If you’re just starting out and have not sold very much, pricing your work based on time, labor, and cost of materials is often the best way to go. Set yourself a sensible hourly wage, add the cost of materials, and make that your asking price. If materials cost $50 and you take 20 hours to make the art at $15 per hour, then you price it at $350.
Here are some of the ideas and advice I usually give my own students related to selling their work or services to clients.
- All items whether they are services or finished product, will vary in price depending on your target market, what format you are using to market your goods, if it is being sold online or in a brick and mortar store, etc.
- Supply and demand is crucial- if you want to make money selling your work, make something that people want or need, and that no one else is making or has done.
- Always keep in mind your cost of goods sold especially if you are going to run this as a business and claim the expenses and income on your taxes.

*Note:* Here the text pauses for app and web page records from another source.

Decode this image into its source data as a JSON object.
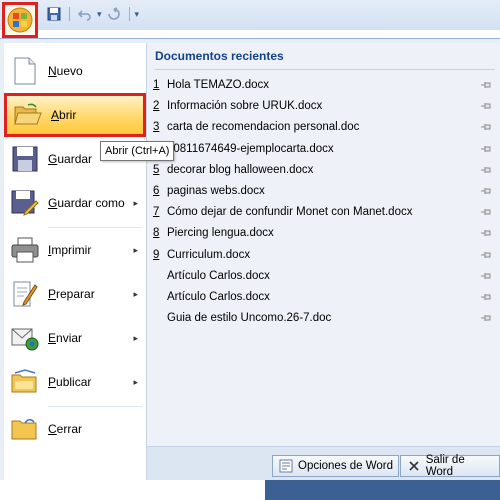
{
  "qat": {
    "items": [
      "save-icon",
      "undo-icon",
      "redo-icon",
      "customize-icon"
    ]
  },
  "menu": {
    "items": [
      {
        "label": "Nuevo",
        "icon": "new-document-icon",
        "has_submenu": false
      },
      {
        "label": "Abrir",
        "icon": "open-folder-icon",
        "has_submenu": false,
        "active": true
      },
      {
        "label": "Guardar",
        "icon": "save-icon",
        "has_submenu": false
      },
      {
        "label": "Guardar como",
        "icon": "save-as-icon",
        "has_submenu": true
      },
      {
        "label": "Imprimir",
        "icon": "print-icon",
        "has_submenu": true
      },
      {
        "label": "Preparar",
        "icon": "prepare-icon",
        "has_submenu": true
      },
      {
        "label": "Enviar",
        "icon": "send-icon",
        "has_submenu": true
      },
      {
        "label": "Publicar",
        "icon": "publish-icon",
        "has_submenu": true
      },
      {
        "label": "Cerrar",
        "icon": "close-folder-icon",
        "has_submenu": false
      }
    ],
    "submenu_arrow": "▸"
  },
  "tooltip": {
    "text": "Abrir (Ctrl+A)"
  },
  "recent": {
    "title": "Documentos recientes",
    "docs": [
      {
        "num": "1",
        "name": "Hola TEMAZO.docx"
      },
      {
        "num": "2",
        "name": "Información sobre URUK.docx"
      },
      {
        "num": "3",
        "name": "carta de recomendacion personal.doc"
      },
      {
        "num": "4",
        "name": "20811674649-ejemplocarta.docx"
      },
      {
        "num": "5",
        "name": "decorar blog halloween.docx"
      },
      {
        "num": "6",
        "name": "paginas webs.docx"
      },
      {
        "num": "7",
        "name": "Cómo dejar de confundir Monet con Manet.docx"
      },
      {
        "num": "8",
        "name": "Piercing lengua.docx"
      },
      {
        "num": "9",
        "name": "Curriculum.docx"
      },
      {
        "num": "",
        "name": "Artículo Carlos.docx"
      },
      {
        "num": "",
        "name": "Artículo Carlos.docx"
      },
      {
        "num": "",
        "name": "Guia de estilo Uncomo.26-7.doc"
      }
    ]
  },
  "buttons": {
    "options": "Opciones de Word",
    "exit": "Salir de Word"
  },
  "colors": {
    "accent_red": "#e01f1f",
    "title_blue": "#15428b",
    "active_gold": "#ffd86b"
  }
}
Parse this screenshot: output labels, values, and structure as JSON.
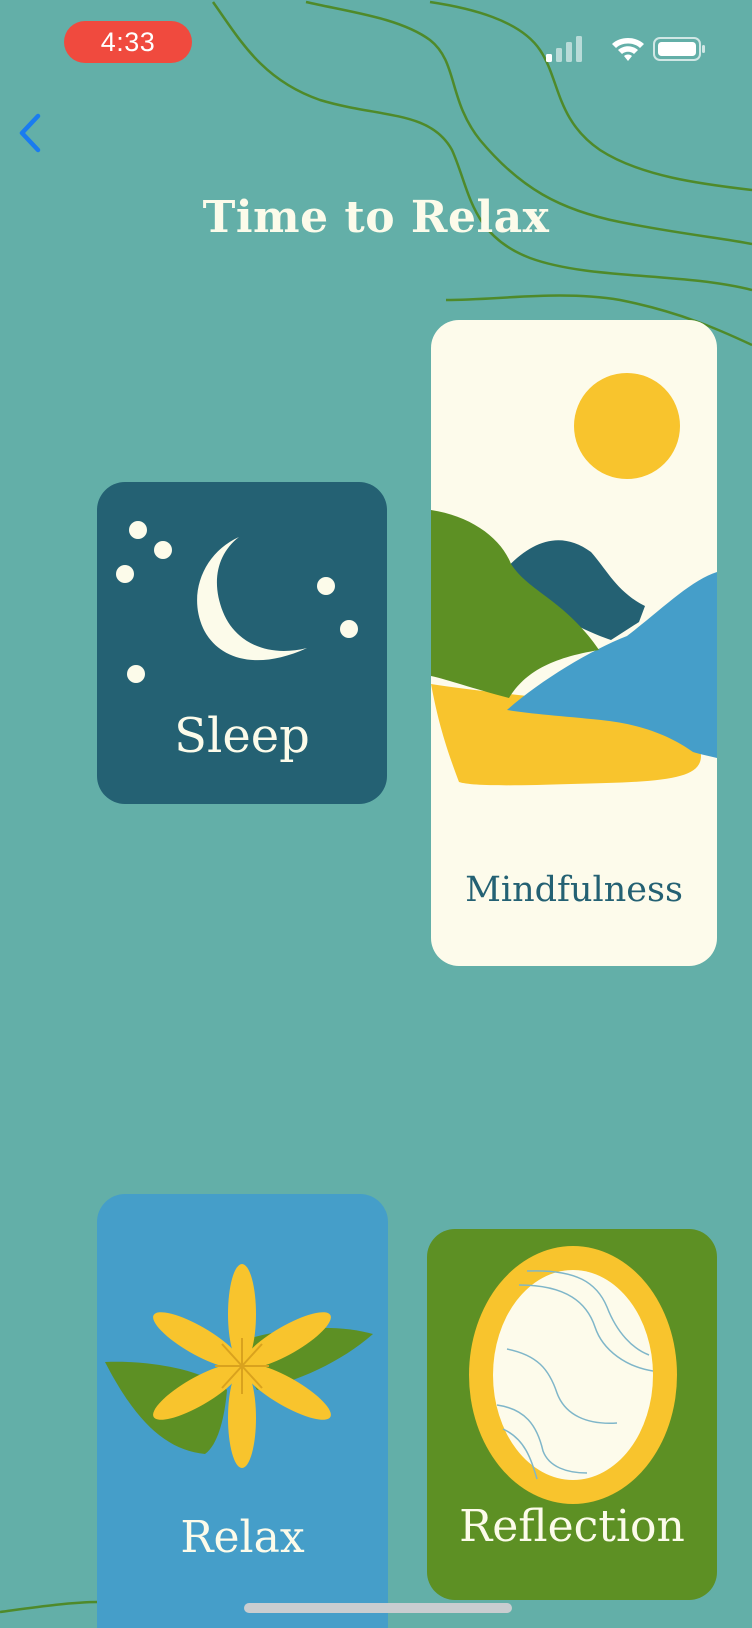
{
  "status_bar": {
    "time": "4:33"
  },
  "nav": {
    "back_icon": "chevron-left-icon"
  },
  "page": {
    "title": "Time to Relax"
  },
  "cards": [
    {
      "label": "Sleep",
      "icon": "moon-stars-illustration",
      "color": "#246173"
    },
    {
      "label": "Mindfulness",
      "icon": "landscape-sun-illustration",
      "color": "#FDFBEB"
    },
    {
      "label": "Relax",
      "icon": "flower-illustration",
      "color": "#459EC9"
    },
    {
      "label": "Reflection",
      "icon": "mirror-illustration",
      "color": "#5D9024"
    }
  ],
  "colors": {
    "background": "#63AFA8",
    "title": "#FCFBEA",
    "accent_yellow": "#F8C42D",
    "accent_green": "#5D9024",
    "accent_blue": "#459EC9",
    "dark_teal": "#246173",
    "time_pill": "#F04A3E"
  }
}
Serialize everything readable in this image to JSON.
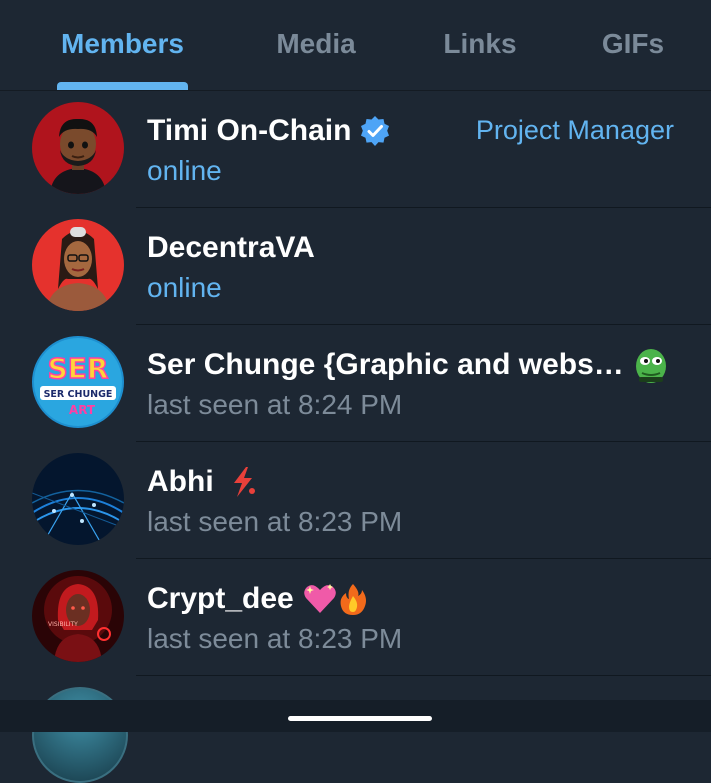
{
  "tabs": [
    {
      "label": "Members",
      "active": true
    },
    {
      "label": "Media",
      "active": false
    },
    {
      "label": "Links",
      "active": false
    },
    {
      "label": "GIFs",
      "active": false
    }
  ],
  "members": [
    {
      "name": "Timi On-Chain",
      "status": "online",
      "role": "Project Manager",
      "verified": true,
      "avatar": "cartoon-man-avatar"
    },
    {
      "name": "DecentraVA",
      "status": "online",
      "avatar": "cartoon-woman-avatar"
    },
    {
      "name": "Ser Chunge {Graphic and webs…",
      "status": "last seen at 8:24 PM",
      "emoji_status": "pepe-frog-icon",
      "avatar": "ser-chunge-art-logo-avatar",
      "avatar_text": [
        "SER",
        "SER CHUNGE",
        "ART"
      ]
    },
    {
      "name": "Abhi",
      "status": "last seen at 8:23 PM",
      "emoji_status": "lightning-bolt-icon",
      "avatar": "blue-network-avatar"
    },
    {
      "name": "Crypt_dee",
      "status": "last seen at 8:23 PM",
      "emoji_status": [
        "sparkling-heart-icon",
        "fire-icon"
      ],
      "avatar": "red-glow-woman-avatar",
      "avatar_text": "VISIBILITY"
    }
  ],
  "colors": {
    "background": "#1d2733",
    "accent": "#62b4f0",
    "secondary_text": "#7d8b99",
    "verified_badge": "#4ea4f6"
  }
}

Good rule of thumb… there are 2 different options used by most artists and one of these might work for you…
Calculate your costs for materials and multiply that by 3, then add your cost for shipping and processing (this should include not only the postage but also the cost to package the item for shipping) and this would be the selling price. If you advertise this price, you would state FREE shipping and often that is more enticing to a buyer even though you know it is included- they think they are getting Free Shipping-lol

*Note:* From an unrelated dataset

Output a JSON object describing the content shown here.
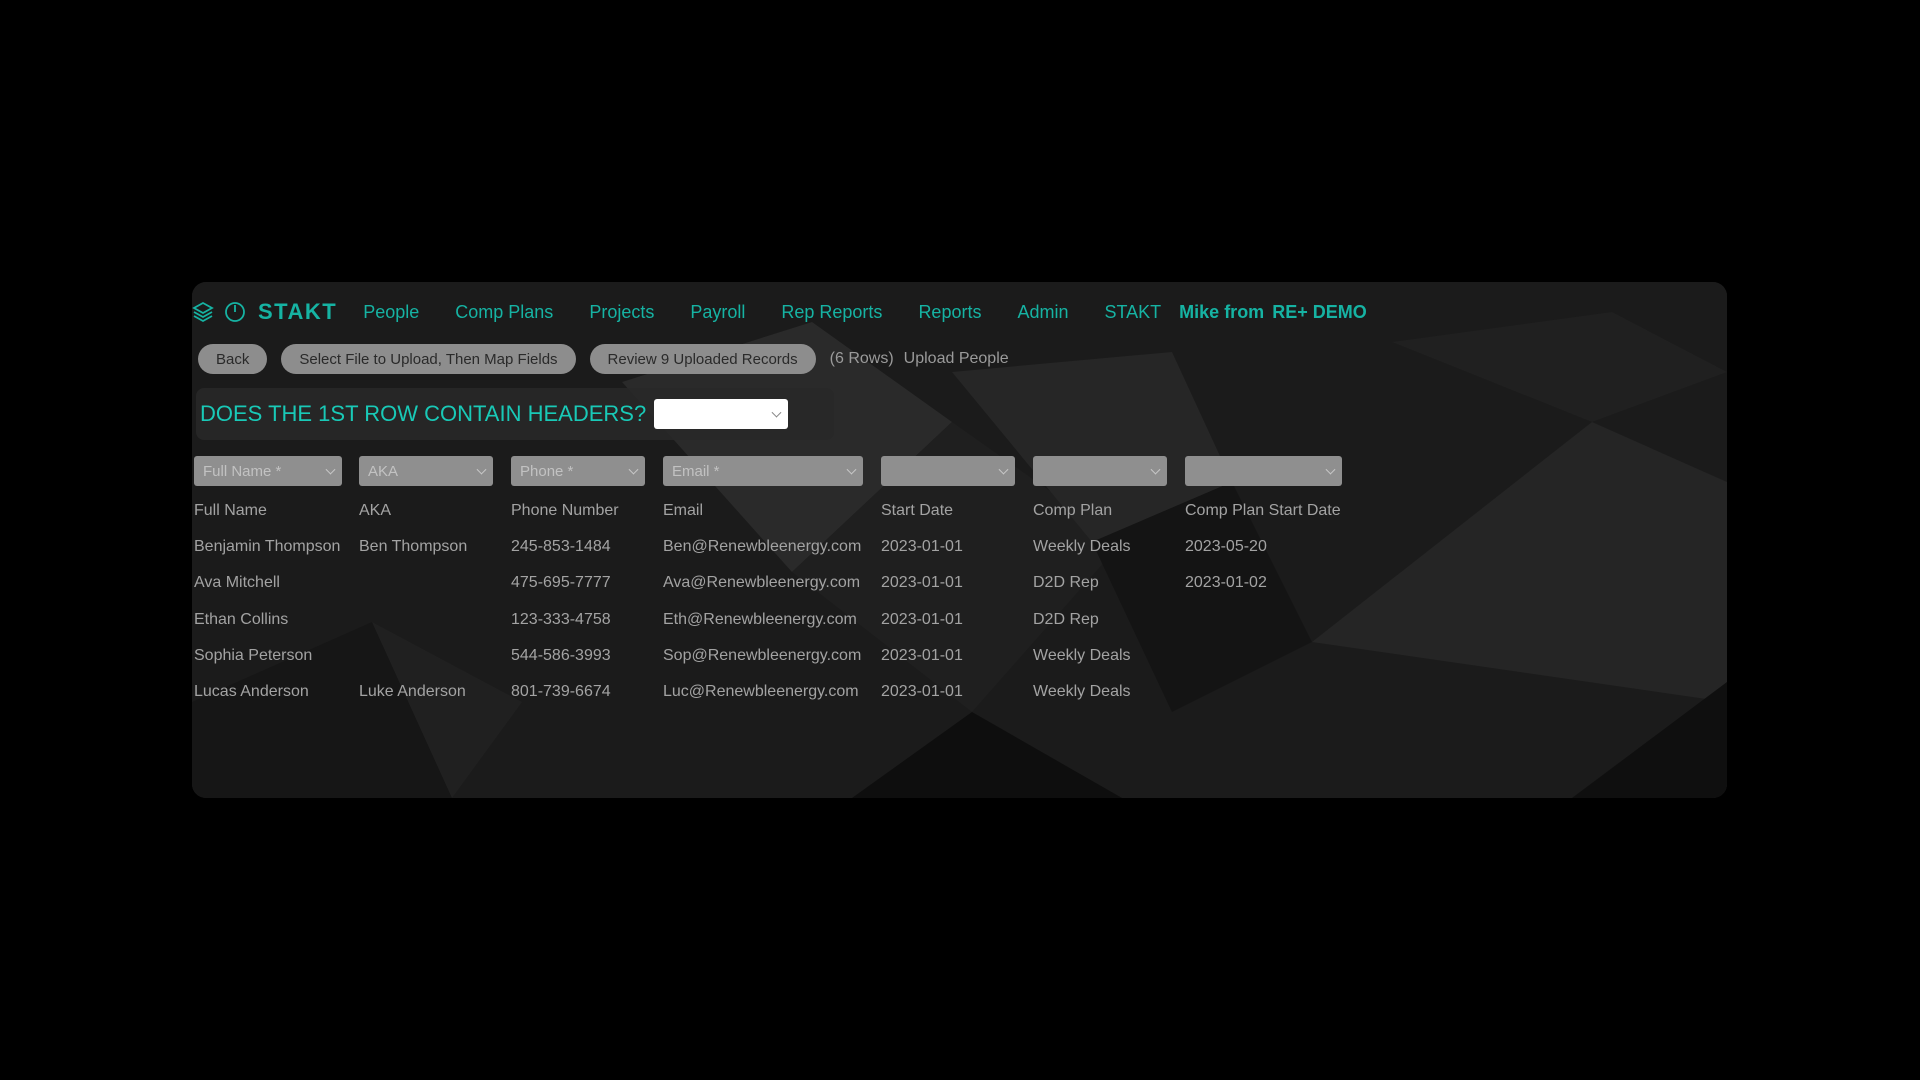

For example, the set of 6 thank you notes shown to the left use paper from a paper pack, a single “just married” acrylix® stamp and another stamp from a Stamp of the Month Kit, a fancy die cut edger from a set of 4 metal dies, an archival stamp pad, alcohol markers and a blending marker, as well as 6 cards and 6 envelops from a set of 12. I cannot use the actual cost for the supplies because I am not using those just for these 6 cards so I calculate my supplies based on a percentage of what I used from my supply stash. For this example, let’s say my supplies/materials cost is $3.00 x 3 = $9.00. Next, you add the shipping and processing which includes a 6″ x 9″ padded envelope for $1.00 and postage for $2.00 for a total sales price of $12.00.
Calculate your costs for materials, and then what you would charge per hour for labor, add those together for the sales price and then advertise what the shipping cost would be.

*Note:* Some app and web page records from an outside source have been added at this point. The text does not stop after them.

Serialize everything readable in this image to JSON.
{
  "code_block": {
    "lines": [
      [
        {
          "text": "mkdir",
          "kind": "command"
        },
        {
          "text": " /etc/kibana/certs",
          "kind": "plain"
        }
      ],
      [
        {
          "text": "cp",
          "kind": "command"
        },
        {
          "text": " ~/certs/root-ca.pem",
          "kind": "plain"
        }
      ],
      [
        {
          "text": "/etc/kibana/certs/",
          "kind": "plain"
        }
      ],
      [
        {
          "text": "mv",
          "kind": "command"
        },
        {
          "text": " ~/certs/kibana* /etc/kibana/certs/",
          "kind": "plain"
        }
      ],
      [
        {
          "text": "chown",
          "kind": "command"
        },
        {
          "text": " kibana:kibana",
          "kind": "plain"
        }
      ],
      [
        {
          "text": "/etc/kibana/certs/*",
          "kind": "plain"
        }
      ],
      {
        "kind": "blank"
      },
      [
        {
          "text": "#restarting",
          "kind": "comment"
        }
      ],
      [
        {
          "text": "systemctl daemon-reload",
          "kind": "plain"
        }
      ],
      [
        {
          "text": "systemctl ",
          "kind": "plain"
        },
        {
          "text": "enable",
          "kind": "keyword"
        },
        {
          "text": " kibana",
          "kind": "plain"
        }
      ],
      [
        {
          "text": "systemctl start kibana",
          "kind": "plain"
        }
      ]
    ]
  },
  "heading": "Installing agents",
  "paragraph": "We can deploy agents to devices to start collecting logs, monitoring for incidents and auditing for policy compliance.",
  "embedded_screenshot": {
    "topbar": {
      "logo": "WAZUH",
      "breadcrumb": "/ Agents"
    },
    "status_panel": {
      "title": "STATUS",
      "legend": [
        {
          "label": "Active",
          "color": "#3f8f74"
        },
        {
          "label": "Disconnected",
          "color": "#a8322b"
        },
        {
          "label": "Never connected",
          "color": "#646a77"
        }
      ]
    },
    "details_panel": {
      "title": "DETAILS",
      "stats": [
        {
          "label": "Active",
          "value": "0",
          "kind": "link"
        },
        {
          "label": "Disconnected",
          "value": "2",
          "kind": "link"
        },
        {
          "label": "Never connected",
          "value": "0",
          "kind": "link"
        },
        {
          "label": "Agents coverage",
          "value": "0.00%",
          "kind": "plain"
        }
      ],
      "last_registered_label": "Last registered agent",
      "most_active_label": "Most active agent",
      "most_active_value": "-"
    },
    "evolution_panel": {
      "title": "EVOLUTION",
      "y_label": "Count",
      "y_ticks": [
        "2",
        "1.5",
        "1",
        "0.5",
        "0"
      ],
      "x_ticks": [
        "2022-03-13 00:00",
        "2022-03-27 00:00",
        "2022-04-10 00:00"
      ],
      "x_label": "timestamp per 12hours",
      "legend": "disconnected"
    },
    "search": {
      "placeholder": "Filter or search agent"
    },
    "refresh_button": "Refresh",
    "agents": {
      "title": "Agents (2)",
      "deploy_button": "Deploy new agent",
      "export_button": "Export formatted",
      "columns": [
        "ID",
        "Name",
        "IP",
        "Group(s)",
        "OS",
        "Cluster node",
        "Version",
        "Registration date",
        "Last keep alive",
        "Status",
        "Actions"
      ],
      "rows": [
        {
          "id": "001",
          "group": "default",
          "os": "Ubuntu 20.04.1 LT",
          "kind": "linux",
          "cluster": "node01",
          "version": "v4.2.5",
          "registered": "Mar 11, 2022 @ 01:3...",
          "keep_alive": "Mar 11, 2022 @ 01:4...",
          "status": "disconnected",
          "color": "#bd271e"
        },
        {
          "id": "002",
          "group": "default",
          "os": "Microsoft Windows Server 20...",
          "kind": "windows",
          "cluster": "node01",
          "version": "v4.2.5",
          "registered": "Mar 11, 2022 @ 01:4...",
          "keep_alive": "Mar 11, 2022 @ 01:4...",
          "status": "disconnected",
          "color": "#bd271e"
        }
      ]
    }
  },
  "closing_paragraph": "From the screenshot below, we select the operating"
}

For example- same card set, cost= $3.00, labor takes you 2 hours x an hourly wage of say… $10/hr which will equal a total sales price of $23.00, then advertise a shipping price of $3.00. Many times this option equals a higher selling price, so then you can give a discount and advertise a special sale while still getting a good price for your work. People are often convinced to buy something when it is “ON SALE” or discounted because they think they are getting a bargain. Advertise a coupon code for a specific time period, or a discount for a package deal or bundle, etc.
Don’t sell yourself short- your work is worth it and don’t let anyone tell you otherwise. You wouldn’t ask a beautician who does your hair for a better price or a discount, and you wouldn’t ask an interior designer for a lower price or discount… you are earning a living wage and need to let people know you are in business and what you earn helps put food on the table and pays the bills. Hope this helps! I know this is probably more than you wanted to hear, but it has helped many of my students go on to earn a pretty decent wage or salary for what they make.
No matter how you set your prices, be competitive. Remember… you’re in competition with other artists/designers. Every time a client or customer buys a piece of art or a design you have created, that’s one less piece that they’re going to buy from someone else. Naturally, you want to maximize the number of pieces that are purchased from you so always check for comparable goods and pricing- in other words, check out prices for similar work posted online in places like ETSY, Goodsmiths, or on business related Facebook pages .
‘Til next time… happy scrappin’ ~The Jewels of Kingwood
Note: Excerpts from “Price Your Art”, http://artbusiness.com